The task >> Copy every entry exactly as it stands, though any image it holds should stay out of the copy.

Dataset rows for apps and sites
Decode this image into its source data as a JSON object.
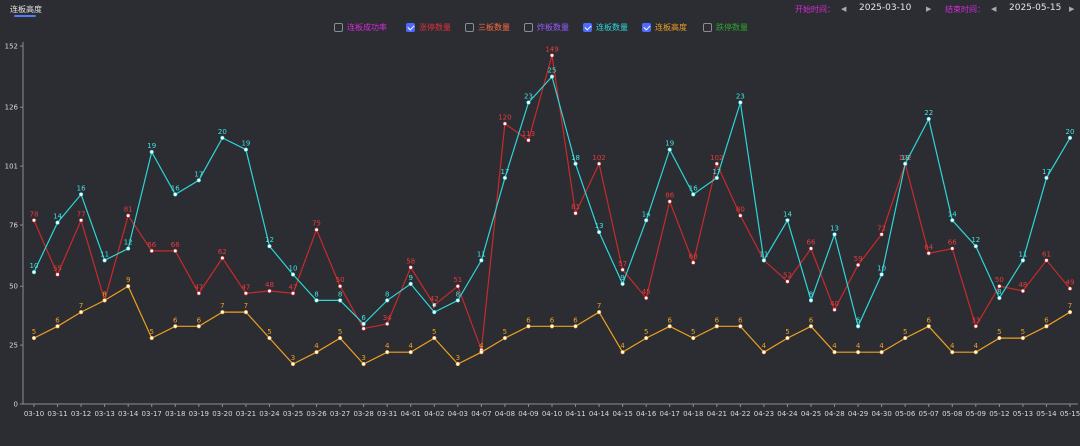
{
  "header": {
    "tab_label": "连板高度",
    "start_label": "开始时间：",
    "start_date": "2025-03-10",
    "end_label": "结束时间：",
    "end_date": "2025-05-15",
    "prev_icon": "triangle-left-icon",
    "next_icon": "triangle-right-icon"
  },
  "legend": [
    {
      "label": "连板成功率",
      "checked": false,
      "color": "#d62bd6"
    },
    {
      "label": "涨停数量",
      "checked": true,
      "color": "#e0303a"
    },
    {
      "label": "三板数量",
      "checked": false,
      "color": "#ff6a3d"
    },
    {
      "label": "炸板数量",
      "checked": false,
      "color": "#9b59ff"
    },
    {
      "label": "连板数量",
      "checked": true,
      "color": "#2ed6d6"
    },
    {
      "label": "连板高度",
      "checked": true,
      "color": "#f0a020"
    },
    {
      "label": "跌停数量",
      "checked": false,
      "color": "#2fa52f"
    }
  ],
  "chart_data": {
    "type": "line",
    "y_ticks": [
      0,
      25,
      50,
      76,
      101,
      126,
      152
    ],
    "ylim": [
      0,
      152
    ],
    "grid": false,
    "categories": [
      "03-10",
      "03-11",
      "03-12",
      "03-13",
      "03-14",
      "03-17",
      "03-18",
      "03-19",
      "03-20",
      "03-21",
      "03-24",
      "03-25",
      "03-26",
      "03-27",
      "03-28",
      "03-31",
      "04-01",
      "04-02",
      "04-03",
      "04-07",
      "04-08",
      "04-09",
      "04-10",
      "04-11",
      "04-14",
      "04-15",
      "04-16",
      "04-17",
      "04-18",
      "04-21",
      "04-22",
      "04-23",
      "04-24",
      "04-25",
      "04-28",
      "04-29",
      "04-30",
      "05-06",
      "05-07",
      "05-08",
      "05-09",
      "05-12",
      "05-13",
      "05-14",
      "05-15"
    ],
    "series": [
      {
        "name": "涨停数量",
        "color": "#c92a2a",
        "label_color": "#e83a3a",
        "values": [
          78,
          55,
          78,
          44,
          80,
          65,
          65,
          47,
          62,
          47,
          48,
          47,
          74,
          50,
          32,
          34,
          58,
          42,
          50,
          23,
          119,
          112,
          148,
          81,
          102,
          57,
          45,
          86,
          60,
          102,
          80,
          61,
          52,
          66,
          40,
          59,
          72,
          102,
          64,
          66,
          33,
          50,
          48,
          61,
          49
        ],
        "labels": [
          "78",
          "55",
          "77",
          "",
          "81",
          "66",
          "66",
          "47",
          "62",
          "47",
          "48",
          "47",
          "75",
          "50",
          "",
          "34",
          "58",
          "42",
          "51",
          "",
          "120",
          "113",
          "149",
          "81",
          "102",
          "57",
          "45",
          "86",
          "60",
          "102",
          "80",
          "",
          "52",
          "66",
          "40",
          "59",
          "72",
          "102",
          "64",
          "66",
          "33",
          "50",
          "48",
          "61",
          "49"
        ]
      },
      {
        "name": "连板数量",
        "color": "#2ed6d6",
        "label_color": "#3fe3e3",
        "values": [
          56,
          77,
          89,
          61,
          66,
          107,
          89,
          95,
          113,
          108,
          67,
          55,
          44,
          44,
          34,
          44,
          51,
          39,
          44,
          61,
          96,
          128,
          139,
          102,
          73,
          51,
          78,
          108,
          89,
          96,
          128,
          61,
          78,
          44,
          72,
          33,
          55,
          102,
          121,
          78,
          67,
          45,
          61,
          96,
          113
        ],
        "labels": [
          "10",
          "14",
          "16",
          "11",
          "12",
          "19",
          "16",
          "17",
          "20",
          "19",
          "12",
          "10",
          "8",
          "8",
          "6",
          "8",
          "9",
          "7",
          "8",
          "11",
          "17",
          "23",
          "25",
          "18",
          "13",
          "9",
          "14",
          "19",
          "16",
          "17",
          "23",
          "11",
          "14",
          "8",
          "13",
          "6",
          "10",
          "18",
          "22",
          "14",
          "12",
          "8",
          "11",
          "17",
          "20"
        ]
      },
      {
        "name": "连板高度",
        "color": "#f0a020",
        "label_color": "#f0a020",
        "values": [
          28,
          33,
          39,
          44,
          50,
          28,
          33,
          33,
          39,
          39,
          28,
          17,
          22,
          28,
          17,
          22,
          22,
          28,
          17,
          22,
          28,
          33,
          33,
          33,
          39,
          22,
          28,
          33,
          28,
          33,
          33,
          22,
          28,
          33,
          22,
          22,
          22,
          28,
          33,
          22,
          22,
          28,
          28,
          33,
          39
        ],
        "labels": [
          "5",
          "6",
          "7",
          "8",
          "9",
          "5",
          "6",
          "6",
          "7",
          "7",
          "5",
          "3",
          "4",
          "5",
          "3",
          "4",
          "4",
          "5",
          "3",
          "4",
          "5",
          "6",
          "6",
          "6",
          "7",
          "4",
          "5",
          "6",
          "5",
          "6",
          "6",
          "4",
          "5",
          "6",
          "4",
          "4",
          "4",
          "5",
          "6",
          "4",
          "4",
          "5",
          "5",
          "6",
          "7"
        ]
      }
    ]
  }
}
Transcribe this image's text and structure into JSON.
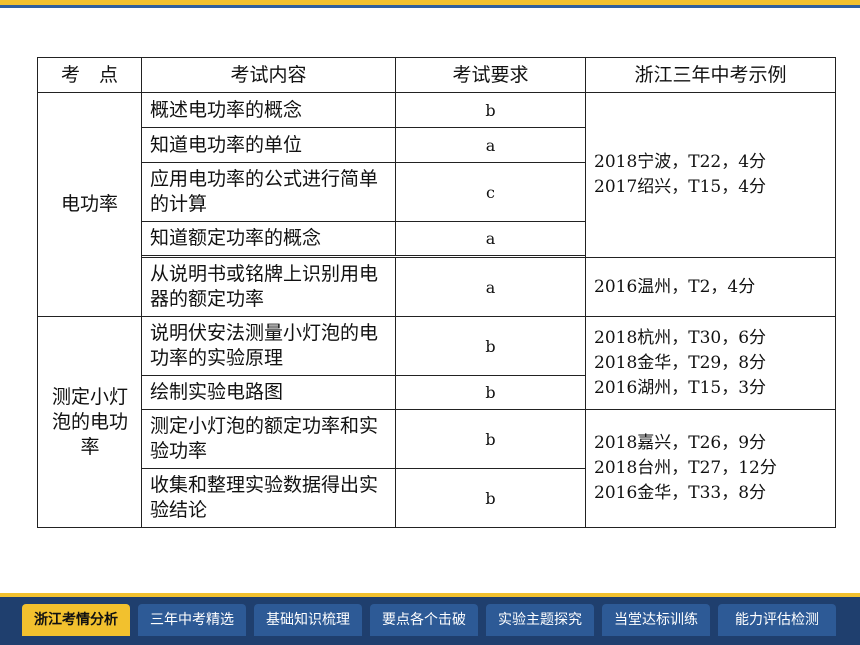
{
  "table": {
    "headers": [
      "考　点",
      "考试内容",
      "考试要求",
      "浙江三年中考示例"
    ],
    "groups": [
      {
        "point": "电功率",
        "rows": [
          {
            "content": "概述电功率的概念",
            "requirement": "b"
          },
          {
            "content": "知道电功率的单位",
            "requirement": "a"
          },
          {
            "content": "应用电功率的公式进行简单的计算",
            "requirement": "c"
          },
          {
            "content": "知道额定功率的概念",
            "requirement": "a"
          },
          {
            "content": "从说明书或铭牌上识别用电器的额定功率",
            "requirement": "a"
          }
        ],
        "examples": [
          [
            "2018宁波，T22，4分",
            "2017绍兴，T15，4分"
          ],
          [
            "2016温州，T2，4分"
          ]
        ]
      },
      {
        "point": "测定小灯泡的电功率",
        "rows": [
          {
            "content": "说明伏安法测量小灯泡的电功率的实验原理",
            "requirement": "b"
          },
          {
            "content": "绘制实验电路图",
            "requirement": "b"
          },
          {
            "content": "测定小灯泡的额定功率和实验功率",
            "requirement": "b"
          },
          {
            "content": "收集和整理实验数据得出实验结论",
            "requirement": "b"
          }
        ],
        "examples": [
          [
            "2018杭州，T30，6分",
            "2018金华，T29，8分",
            "2016湖州，T15，3分"
          ],
          [
            "2018嘉兴，T26，9分",
            "2018台州，T27，12分",
            "2016金华，T33，8分"
          ]
        ]
      }
    ]
  },
  "nav": {
    "tabs": [
      "浙江考情分析",
      "三年中考精选",
      "基础知识梳理",
      "要点各个击破",
      "实验主题探究",
      "当堂达标训练",
      "能力评估检测"
    ],
    "active_index": 0
  }
}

Answer for the task >>
Decode this image into its source data as a JSON object.
{
  "header": {
    "tab_label": "连板高度",
    "start_label": "开始时间：",
    "start_date": "2025-03-10",
    "end_label": "结束时间：",
    "end_date": "2025-05-15",
    "prev_icon": "triangle-left-icon",
    "next_icon": "triangle-right-icon"
  },
  "legend": [
    {
      "label": "连板成功率",
      "checked": false,
      "color": "#d62bd6"
    },
    {
      "label": "涨停数量",
      "checked": true,
      "color": "#e0303a"
    },
    {
      "label": "三板数量",
      "checked": false,
      "color": "#ff6a3d"
    },
    {
      "label": "炸板数量",
      "checked": false,
      "color": "#9b59ff"
    },
    {
      "label": "连板数量",
      "checked": true,
      "color": "#2ed6d6"
    },
    {
      "label": "连板高度",
      "checked": true,
      "color": "#f0a020"
    },
    {
      "label": "跌停数量",
      "checked": false,
      "color": "#2fa52f"
    }
  ],
  "chart_data": {
    "type": "line",
    "y_ticks": [
      0,
      25,
      50,
      76,
      101,
      126,
      152
    ],
    "ylim": [
      0,
      152
    ],
    "grid": false,
    "categories": [
      "03-10",
      "03-11",
      "03-12",
      "03-13",
      "03-14",
      "03-17",
      "03-18",
      "03-19",
      "03-20",
      "03-21",
      "03-24",
      "03-25",
      "03-26",
      "03-27",
      "03-28",
      "03-31",
      "04-01",
      "04-02",
      "04-03",
      "04-07",
      "04-08",
      "04-09",
      "04-10",
      "04-11",
      "04-14",
      "04-15",
      "04-16",
      "04-17",
      "04-18",
      "04-21",
      "04-22",
      "04-23",
      "04-24",
      "04-25",
      "04-28",
      "04-29",
      "04-30",
      "05-06",
      "05-07",
      "05-08",
      "05-09",
      "05-12",
      "05-13",
      "05-14",
      "05-15"
    ],
    "series": [
      {
        "name": "涨停数量",
        "color": "#c92a2a",
        "label_color": "#e83a3a",
        "values": [
          78,
          55,
          78,
          44,
          80,
          65,
          65,
          47,
          62,
          47,
          48,
          47,
          74,
          50,
          32,
          34,
          58,
          42,
          50,
          23,
          119,
          112,
          148,
          81,
          102,
          57,
          45,
          86,
          60,
          102,
          80,
          61,
          52,
          66,
          40,
          59,
          72,
          102,
          64,
          66,
          33,
          50,
          48,
          61,
          49
        ],
        "labels": [
          "78",
          "55",
          "77",
          "",
          "81",
          "66",
          "66",
          "47",
          "62",
          "47",
          "48",
          "47",
          "75",
          "50",
          "",
          "34",
          "58",
          "42",
          "51",
          "",
          "120",
          "113",
          "149",
          "81",
          "102",
          "57",
          "45",
          "86",
          "60",
          "102",
          "80",
          "",
          "52",
          "66",
          "40",
          "59",
          "72",
          "102",
          "64",
          "66",
          "33",
          "50",
          "48",
          "61",
          "49"
        ]
      },
      {
        "name": "连板数量",
        "color": "#2ed6d6",
        "label_color": "#3fe3e3",
        "values": [
          56,
          77,
          89,
          61,
          66,
          107,
          89,
          95,
          113,
          108,
          67,
          55,
          44,
          44,
          34,
          44,
          51,
          39,
          44,
          61,
          96,
          128,
          139,
          102,
          73,
          51,
          78,
          108,
          89,
          96,
          128,
          61,
          78,
          44,
          72,
          33,
          55,
          102,
          121,
          78,
          67,
          45,
          61,
          96,
          113
        ],
        "labels": [
          "10",
          "14",
          "16",
          "11",
          "12",
          "19",
          "16",
          "17",
          "20",
          "19",
          "12",
          "10",
          "8",
          "8",
          "6",
          "8",
          "9",
          "7",
          "8",
          "11",
          "17",
          "23",
          "25",
          "18",
          "13",
          "9",
          "14",
          "19",
          "16",
          "17",
          "23",
          "11",
          "14",
          "8",
          "13",
          "6",
          "10",
          "18",
          "22",
          "14",
          "12",
          "8",
          "11",
          "17",
          "20"
        ]
      },
      {
        "name": "连板高度",
        "color": "#f0a020",
        "label_color": "#f0a020",
        "values": [
          28,
          33,
          39,
          44,
          50,
          28,
          33,
          33,
          39,
          39,
          28,
          17,
          22,
          28,
          17,
          22,
          22,
          28,
          17,
          22,
          28,
          33,
          33,
          33,
          39,
          22,
          28,
          33,
          28,
          33,
          33,
          22,
          28,
          33,
          22,
          22,
          22,
          28,
          33,
          22,
          22,
          28,
          28,
          33,
          39
        ],
        "labels": [
          "5",
          "6",
          "7",
          "8",
          "9",
          "5",
          "6",
          "6",
          "7",
          "7",
          "5",
          "3",
          "4",
          "5",
          "3",
          "4",
          "4",
          "5",
          "3",
          "4",
          "5",
          "6",
          "6",
          "6",
          "7",
          "4",
          "5",
          "6",
          "5",
          "6",
          "6",
          "4",
          "5",
          "6",
          "4",
          "4",
          "4",
          "5",
          "6",
          "4",
          "4",
          "5",
          "5",
          "6",
          "7"
        ]
      }
    ]
  }
}
Transcribe this image's text and structure into JSON.
{
  "table": {
    "headers": [
      "考　点",
      "考试内容",
      "考试要求",
      "浙江三年中考示例"
    ],
    "groups": [
      {
        "point": "电功率",
        "rows": [
          {
            "content": "概述电功率的概念",
            "requirement": "b"
          },
          {
            "content": "知道电功率的单位",
            "requirement": "a"
          },
          {
            "content": "应用电功率的公式进行简单的计算",
            "requirement": "c"
          },
          {
            "content": "知道额定功率的概念",
            "requirement": "a"
          },
          {
            "content": "从说明书或铭牌上识别用电器的额定功率",
            "requirement": "a"
          }
        ],
        "examples": [
          [
            "2018宁波，T22，4分",
            "2017绍兴，T15，4分"
          ],
          [
            "2016温州，T2，4分"
          ]
        ]
      },
      {
        "point": "测定小灯泡的电功率",
        "rows": [
          {
            "content": "说明伏安法测量小灯泡的电功率的实验原理",
            "requirement": "b"
          },
          {
            "content": "绘制实验电路图",
            "requirement": "b"
          },
          {
            "content": "测定小灯泡的额定功率和实验功率",
            "requirement": "b"
          },
          {
            "content": "收集和整理实验数据得出实验结论",
            "requirement": "b"
          }
        ],
        "examples": [
          [
            "2018杭州，T30，6分",
            "2018金华，T29，8分",
            "2016湖州，T15，3分"
          ],
          [
            "2018嘉兴，T26，9分",
            "2018台州，T27，12分",
            "2016金华，T33，8分"
          ]
        ]
      }
    ]
  },
  "nav": {
    "tabs": [
      "浙江考情分析",
      "三年中考精选",
      "基础知识梳理",
      "要点各个击破",
      "实验主题探究",
      "当堂达标训练",
      "能力评估检测"
    ],
    "active_index": 0
  }
}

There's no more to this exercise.